Stored data entries
---+---

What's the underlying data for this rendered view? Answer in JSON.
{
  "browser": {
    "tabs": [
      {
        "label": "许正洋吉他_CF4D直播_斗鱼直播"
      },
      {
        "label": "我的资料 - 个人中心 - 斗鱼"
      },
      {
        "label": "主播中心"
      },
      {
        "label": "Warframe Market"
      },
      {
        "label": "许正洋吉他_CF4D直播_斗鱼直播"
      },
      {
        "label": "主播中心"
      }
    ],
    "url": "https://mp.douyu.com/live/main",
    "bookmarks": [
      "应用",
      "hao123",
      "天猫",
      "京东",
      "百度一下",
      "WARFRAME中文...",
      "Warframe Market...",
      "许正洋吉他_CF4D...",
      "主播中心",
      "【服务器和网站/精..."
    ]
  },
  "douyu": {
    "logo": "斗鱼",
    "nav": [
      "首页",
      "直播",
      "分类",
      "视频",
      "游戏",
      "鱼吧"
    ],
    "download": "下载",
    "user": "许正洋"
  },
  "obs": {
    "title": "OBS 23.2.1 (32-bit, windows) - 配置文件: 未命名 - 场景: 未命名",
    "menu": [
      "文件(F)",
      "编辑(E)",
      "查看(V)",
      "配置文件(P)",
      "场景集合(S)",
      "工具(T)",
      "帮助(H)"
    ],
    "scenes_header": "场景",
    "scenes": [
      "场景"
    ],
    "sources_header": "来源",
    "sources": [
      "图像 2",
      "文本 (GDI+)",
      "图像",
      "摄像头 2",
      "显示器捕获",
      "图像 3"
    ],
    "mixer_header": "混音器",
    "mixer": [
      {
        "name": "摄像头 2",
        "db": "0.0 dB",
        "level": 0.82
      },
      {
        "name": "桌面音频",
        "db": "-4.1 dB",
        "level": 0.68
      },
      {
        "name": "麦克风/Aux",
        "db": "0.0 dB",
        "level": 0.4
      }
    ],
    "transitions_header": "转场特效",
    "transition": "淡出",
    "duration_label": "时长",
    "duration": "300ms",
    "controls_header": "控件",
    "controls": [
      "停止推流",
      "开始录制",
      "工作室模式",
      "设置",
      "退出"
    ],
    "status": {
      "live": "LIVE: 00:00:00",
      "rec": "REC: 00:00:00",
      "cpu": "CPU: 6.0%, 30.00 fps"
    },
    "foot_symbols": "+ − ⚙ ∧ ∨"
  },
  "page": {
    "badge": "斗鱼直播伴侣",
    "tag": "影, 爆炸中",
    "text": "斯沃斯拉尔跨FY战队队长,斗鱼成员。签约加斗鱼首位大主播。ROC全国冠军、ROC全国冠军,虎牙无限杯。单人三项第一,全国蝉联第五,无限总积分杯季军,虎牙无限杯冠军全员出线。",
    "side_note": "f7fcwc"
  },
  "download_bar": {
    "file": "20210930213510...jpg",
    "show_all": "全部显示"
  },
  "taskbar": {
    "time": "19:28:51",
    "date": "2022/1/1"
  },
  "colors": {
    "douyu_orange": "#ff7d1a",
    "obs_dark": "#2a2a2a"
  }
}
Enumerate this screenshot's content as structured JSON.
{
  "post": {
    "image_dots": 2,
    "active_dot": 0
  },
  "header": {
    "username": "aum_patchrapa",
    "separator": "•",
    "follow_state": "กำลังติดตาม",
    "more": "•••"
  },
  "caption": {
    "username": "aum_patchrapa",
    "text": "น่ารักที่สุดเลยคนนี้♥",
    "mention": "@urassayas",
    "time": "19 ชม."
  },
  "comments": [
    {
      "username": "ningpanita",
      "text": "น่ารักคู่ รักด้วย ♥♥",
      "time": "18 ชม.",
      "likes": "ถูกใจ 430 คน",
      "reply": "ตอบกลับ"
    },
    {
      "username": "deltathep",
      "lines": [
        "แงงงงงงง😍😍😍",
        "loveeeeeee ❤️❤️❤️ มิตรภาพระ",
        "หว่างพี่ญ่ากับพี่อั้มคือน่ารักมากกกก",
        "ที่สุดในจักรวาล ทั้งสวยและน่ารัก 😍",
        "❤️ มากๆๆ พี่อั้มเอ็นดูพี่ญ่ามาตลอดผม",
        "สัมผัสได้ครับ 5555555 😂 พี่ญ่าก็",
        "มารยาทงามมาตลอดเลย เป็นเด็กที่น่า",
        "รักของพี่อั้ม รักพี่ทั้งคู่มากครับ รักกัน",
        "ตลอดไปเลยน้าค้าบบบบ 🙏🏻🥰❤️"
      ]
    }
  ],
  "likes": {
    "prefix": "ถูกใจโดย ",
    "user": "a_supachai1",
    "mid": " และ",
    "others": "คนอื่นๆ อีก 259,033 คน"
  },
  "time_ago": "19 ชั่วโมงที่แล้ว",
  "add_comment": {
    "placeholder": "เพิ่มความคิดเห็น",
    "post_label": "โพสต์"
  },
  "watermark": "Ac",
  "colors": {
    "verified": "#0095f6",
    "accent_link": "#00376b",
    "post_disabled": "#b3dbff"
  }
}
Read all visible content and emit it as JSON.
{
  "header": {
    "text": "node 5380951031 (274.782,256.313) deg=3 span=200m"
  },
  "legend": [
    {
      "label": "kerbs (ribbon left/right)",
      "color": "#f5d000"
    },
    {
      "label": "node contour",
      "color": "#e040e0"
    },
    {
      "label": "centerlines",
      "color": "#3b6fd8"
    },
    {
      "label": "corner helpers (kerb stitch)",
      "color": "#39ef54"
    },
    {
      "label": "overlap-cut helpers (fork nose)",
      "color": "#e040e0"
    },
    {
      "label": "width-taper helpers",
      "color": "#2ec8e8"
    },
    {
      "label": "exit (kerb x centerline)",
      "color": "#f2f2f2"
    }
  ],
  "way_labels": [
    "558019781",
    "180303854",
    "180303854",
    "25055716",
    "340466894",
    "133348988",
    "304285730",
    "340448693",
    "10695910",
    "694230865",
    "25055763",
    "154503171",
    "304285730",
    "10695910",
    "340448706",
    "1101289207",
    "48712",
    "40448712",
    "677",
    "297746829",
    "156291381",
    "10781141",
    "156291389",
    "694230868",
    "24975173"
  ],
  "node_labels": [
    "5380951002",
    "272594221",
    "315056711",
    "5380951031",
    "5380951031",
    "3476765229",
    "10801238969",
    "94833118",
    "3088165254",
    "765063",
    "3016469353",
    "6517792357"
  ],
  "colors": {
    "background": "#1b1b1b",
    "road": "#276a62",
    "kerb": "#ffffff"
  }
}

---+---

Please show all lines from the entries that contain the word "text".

    "text": "斯沃斯拉尔跨FY战队队长,斗鱼成员。签约加斗鱼首位大主播。ROC全国冠军、ROC全国冠军,虎牙无限杯。单人三项第一,全国蝉联第五,无限总积分杯季军,虎牙无限杯冠军全员出线。",
    "text": "น่ารักที่สุดเลยคนนี้♥",
      "text": "น่ารักคู่ รักด้วย ♥♥",
    "text": "node 5380951031 (274.782,256.313) deg=3 span=200m"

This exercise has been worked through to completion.